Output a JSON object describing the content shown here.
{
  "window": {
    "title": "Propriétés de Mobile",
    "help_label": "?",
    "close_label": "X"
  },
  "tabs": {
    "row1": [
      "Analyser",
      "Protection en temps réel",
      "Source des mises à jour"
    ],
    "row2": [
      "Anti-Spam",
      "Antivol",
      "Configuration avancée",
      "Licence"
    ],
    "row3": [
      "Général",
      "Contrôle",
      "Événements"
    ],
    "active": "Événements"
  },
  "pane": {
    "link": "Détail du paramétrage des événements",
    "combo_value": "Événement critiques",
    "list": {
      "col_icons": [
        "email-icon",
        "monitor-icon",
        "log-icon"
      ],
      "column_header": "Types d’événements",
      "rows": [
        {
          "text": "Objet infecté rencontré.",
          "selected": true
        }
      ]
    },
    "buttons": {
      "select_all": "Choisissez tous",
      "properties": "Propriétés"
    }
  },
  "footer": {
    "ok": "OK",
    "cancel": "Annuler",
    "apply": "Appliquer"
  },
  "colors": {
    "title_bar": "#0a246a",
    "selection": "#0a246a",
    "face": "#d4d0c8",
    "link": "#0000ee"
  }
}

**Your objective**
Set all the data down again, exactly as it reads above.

**The answer**
Output a JSON object describing the content shown here.
{
  "window": {
    "title": "Propriétés de Mobile",
    "help_label": "?",
    "close_label": "X"
  },
  "tabs": {
    "row1": [
      "Analyser",
      "Protection en temps réel",
      "Source des mises à jour"
    ],
    "row2": [
      "Anti-Spam",
      "Antivol",
      "Configuration avancée",
      "Licence"
    ],
    "row3": [
      "Général",
      "Contrôle",
      "Événements"
    ],
    "active": "Événements"
  },
  "pane": {
    "link": "Détail du paramétrage des événements",
    "combo_value": "Événement critiques",
    "list": {
      "col_icons": [
        "email-icon",
        "monitor-icon",
        "log-icon"
      ],
      "column_header": "Types d’événements",
      "rows": [
        {
          "text": "Objet infecté rencontré.",
          "selected": true
        }
      ]
    },
    "buttons": {
      "select_all": "Choisissez tous",
      "properties": "Propriétés"
    }
  },
  "footer": {
    "ok": "OK",
    "cancel": "Annuler",
    "apply": "Appliquer"
  },
  "colors": {
    "title_bar": "#0a246a",
    "selection": "#0a246a",
    "face": "#d4d0c8",
    "link": "#0000ee"
  }
}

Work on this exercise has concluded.